C.S.S.F., new student and Faculty handbooks were introduced, and the school became
one of the first in the country to utilize a modified modular system of scheduling
which remains in effect. The school also purchased the first of its video equipment
which has been continually updated, and showed that it recognized the importance
of mass media by offering its first film education course.
As the student unrest of the late sixties made itself felt on campuses across
the country, Good Counsel revised its discipline code, established a discipline
review board, and formed a student association to aid in maintaining order in
the school. For the first time, Good Counsel students were able to take advanced
courses for college credit, and resource rooms were set up in various areas of
Good Counsel remained in the mainstream of educational reform in the 1970s, innovating

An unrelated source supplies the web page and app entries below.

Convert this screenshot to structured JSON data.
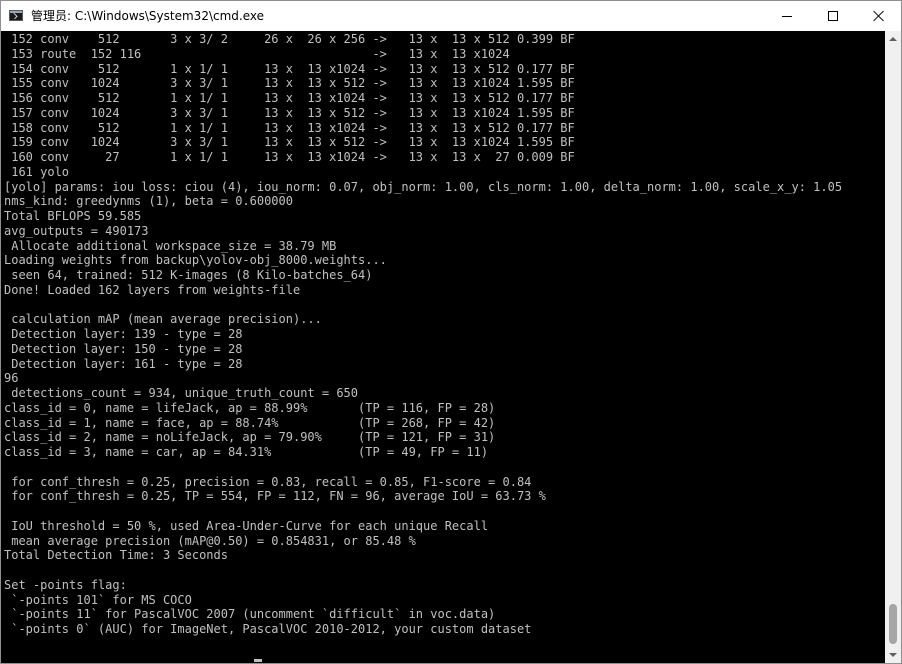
{
  "window": {
    "title": "管理员: C:\\Windows\\System32\\cmd.exe",
    "icon": "cmd-icon",
    "controls": {
      "minimize_icon": "minimize-icon",
      "maximize_icon": "maximize-icon",
      "close_icon": "close-icon"
    }
  },
  "colors": {
    "console_background": "#000000",
    "console_text": "#c0c0c0",
    "titlebar_background": "#ffffff",
    "scrollbar_track": "#f0f0f0",
    "scrollbar_thumb": "#a6a6a6"
  },
  "console": {
    "lines": [
      " 152 conv    512       3 x 3/ 2     26 x  26 x 256 ->   13 x  13 x 512 0.399 BF",
      " 153 route  152 116                                ->   13 x  13 x1024",
      " 154 conv    512       1 x 1/ 1     13 x  13 x1024 ->   13 x  13 x 512 0.177 BF",
      " 155 conv   1024       3 x 3/ 1     13 x  13 x 512 ->   13 x  13 x1024 1.595 BF",
      " 156 conv    512       1 x 1/ 1     13 x  13 x1024 ->   13 x  13 x 512 0.177 BF",
      " 157 conv   1024       3 x 3/ 1     13 x  13 x 512 ->   13 x  13 x1024 1.595 BF",
      " 158 conv    512       1 x 1/ 1     13 x  13 x1024 ->   13 x  13 x 512 0.177 BF",
      " 159 conv   1024       3 x 3/ 1     13 x  13 x 512 ->   13 x  13 x1024 1.595 BF",
      " 160 conv     27       1 x 1/ 1     13 x  13 x1024 ->   13 x  13 x  27 0.009 BF",
      " 161 yolo",
      "[yolo] params: iou loss: ciou (4), iou_norm: 0.07, obj_norm: 1.00, cls_norm: 1.00, delta_norm: 1.00, scale_x_y: 1.05",
      "nms_kind: greedynms (1), beta = 0.600000",
      "Total BFLOPS 59.585",
      "avg_outputs = 490173",
      " Allocate additional workspace_size = 38.79 MB",
      "Loading weights from backup\\yolov-obj_8000.weights...",
      " seen 64, trained: 512 K-images (8 Kilo-batches_64)",
      "Done! Loaded 162 layers from weights-file",
      "",
      " calculation mAP (mean average precision)...",
      " Detection layer: 139 - type = 28",
      " Detection layer: 150 - type = 28",
      " Detection layer: 161 - type = 28",
      "96",
      " detections_count = 934, unique_truth_count = 650",
      "class_id = 0, name = lifeJack, ap = 88.99%       (TP = 116, FP = 28)",
      "class_id = 1, name = face, ap = 88.74%           (TP = 268, FP = 42)",
      "class_id = 2, name = noLifeJack, ap = 79.90%     (TP = 121, FP = 31)",
      "class_id = 3, name = car, ap = 84.31%            (TP = 49, FP = 11)",
      "",
      " for conf_thresh = 0.25, precision = 0.83, recall = 0.85, F1-score = 0.84",
      " for conf_thresh = 0.25, TP = 554, FP = 112, FN = 96, average IoU = 63.73 %",
      "",
      " IoU threshold = 50 %, used Area-Under-Curve for each unique Recall",
      " mean average precision (mAP@0.50) = 0.854831, or 85.48 %",
      "Total Detection Time: 3 Seconds",
      "",
      "Set -points flag:",
      " `-points 101` for MS COCO",
      " `-points 11` for PascalVOC 2007 (uncomment `difficult` in voc.data)",
      " `-points 0` (AUC) for ImageNet, PascalVOC 2010-2012, your custom dataset"
    ]
  },
  "scrollbar": {
    "up_icon": "scroll-up-arrow-icon",
    "down_icon": "scroll-down-arrow-icon"
  }
}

to meet the needs of its students. Team teaching was introduced in the science
and English departments, independent studies were initiated for highly motivated
students, Good counsel was hooked up to the Univac computer at Illinois Institute
of Technology through a teletype
connection and a special two-week "crash course program" was introduced
during the last two weeks of the regular school year.
Under Sister Mary Ramona Dombrowski, C.S.S.F.,school and family counselling services
were expanded; semester courses were introduced for seniors and juniors; fine
arts and humanities offerings were increased; optional programs in self-defense,
first aid, speed-reading, and remedial reading were offered.
As Good Counsel moves into the 1980s with the current administrator, Sister Mary
Jendras (Martinez), C.S.S.F., the school is reaching out to anticipate future
societal changes, offering more honors courses for students of high academic
ability and more basic courses for students whose background in specific areas
is weak. Its three basic communities-the Catholic-Christian faith community,
the social community, and the educational community-are integrated through close
relationships between parents, teachers, and students. One hundred and sixteen
course offerings, 24 clubs, and numerous other activities are currently offered
at Good Counsel.
From "A History
of the Offices, Agencies, and the Institutions of the Archdiocese of Chicago" - 1981
Reprinted with the permission
of the Chicago Archdiocese.